14. Mega 7®. Due to the constraints of room to provide access to the bearing cone and fit a freewheel removal tool, it was impossible for years to produce a freewheel with anything smaller than a 13 tooth sprocket. It was quite startling when in 2001 Shimano re-engineered the freewheel introducing the Mega 7, suitable for 11-12 tooth sprockets. For example, a bizarre 11-13-15-18-21-24-34 (known as MegaRange) setup, provided a reasonable step between cogs for crusing with the exception of the innermost 10 tooth jump for the steepest ascents. After winning the 80’s war against the freewheel, the well established Shimano Freehub wasn´t afraid anymore of competitors for the higher end bikes segment, but in the meantime, the company had lost attention in the lowest. Note that MegaRange does not necessarily implies Mega 7. It has to be present the slim black lockring at the end and one 11 or 12 tooth sprocket! The unknown gem of Mega 7 is also known as Type C freewheels, like the Hyplerglide-C cassettes that allow up to 11 tooth sprockets. The design has been copied by other companies.
13. UN Bottom brackets. In 1992, Shimano unveiled the sealed bearing cartridge bottom bracket for indistinct use with their road and mountain groups. A new saga series of “UN” bottom brackets hit the roads and trials with great success despite mechanic’s skepticism and the hassle of a new tool in the workshop, the famous TL-UN72. The non-serviceable unit demonstrated to last as long as the old units with no re-grease bearing service requirements.
12. Hollowtech®. A manufacturing technique that has sourced lighter and stiffer cranks all of a sudden in 1996. There are more patents than you may think for producing hollow cranks. But then again, Shimano was the first one to introduce it with no recall issues in almost 20 years of existence. Don´t confuse Hollowtech with Hollowtech II and their crazy hollow axles and outboard bearings.
11. Ice Tech®. In 2011 a full revamped XTR brakeset (new master cylinder, pistons…) benefited also from an ingenious 3 layer disc rotor with aluminium core design and brake pads with heatsinks incorporated.
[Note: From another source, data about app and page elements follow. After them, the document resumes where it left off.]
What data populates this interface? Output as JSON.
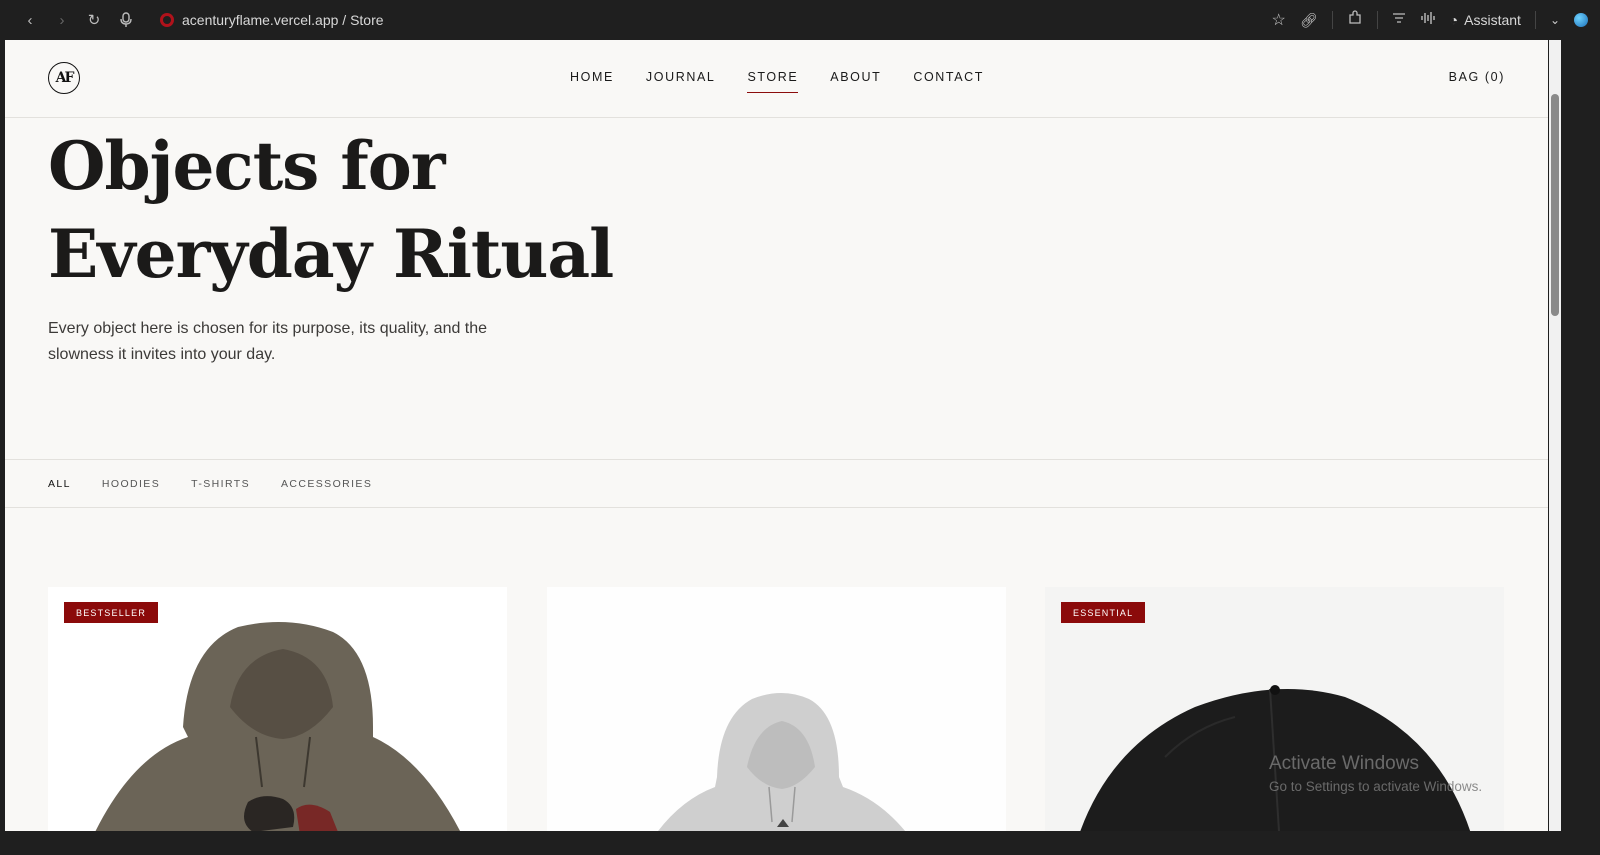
{
  "browser": {
    "url_text": "acenturyflame.vercel.app / Store",
    "assistant_label": "Assistant"
  },
  "site": {
    "logo_text": "AF",
    "nav": [
      {
        "label": "HOME"
      },
      {
        "label": "JOURNAL"
      },
      {
        "label": "STORE",
        "active": true
      },
      {
        "label": "ABOUT"
      },
      {
        "label": "CONTACT"
      }
    ],
    "bag_label": "BAG (0)"
  },
  "hero": {
    "title_line1": "Objects for",
    "title_line2": "Everyday Ritual",
    "subtitle": "Every object here is chosen for its purpose, its quality, and the slowness it invites into your day."
  },
  "filters": [
    {
      "label": "ALL",
      "active": true
    },
    {
      "label": "HOODIES"
    },
    {
      "label": "T-SHIRTS"
    },
    {
      "label": "ACCESSORIES"
    }
  ],
  "products": [
    {
      "badge": "BESTSELLER",
      "image": "olive-hoodie"
    },
    {
      "badge": "",
      "image": "grey-hoodie"
    },
    {
      "badge": "ESSENTIAL",
      "image": "black-cap"
    }
  ],
  "overlay": {
    "line1": "Activate Windows",
    "line2": "Go to Settings to activate Windows."
  },
  "colors": {
    "accent": "#8b0a0a",
    "page_bg": "#f9f8f6",
    "text": "#1b1a19"
  }
}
Focused on heat dissipation, IceTech introduction has resulted in virtually zero brake fading, reduction of noise and increased pads life expectancy. You might think I am a little bit cheeky positioning such a new technology on here… time will prove.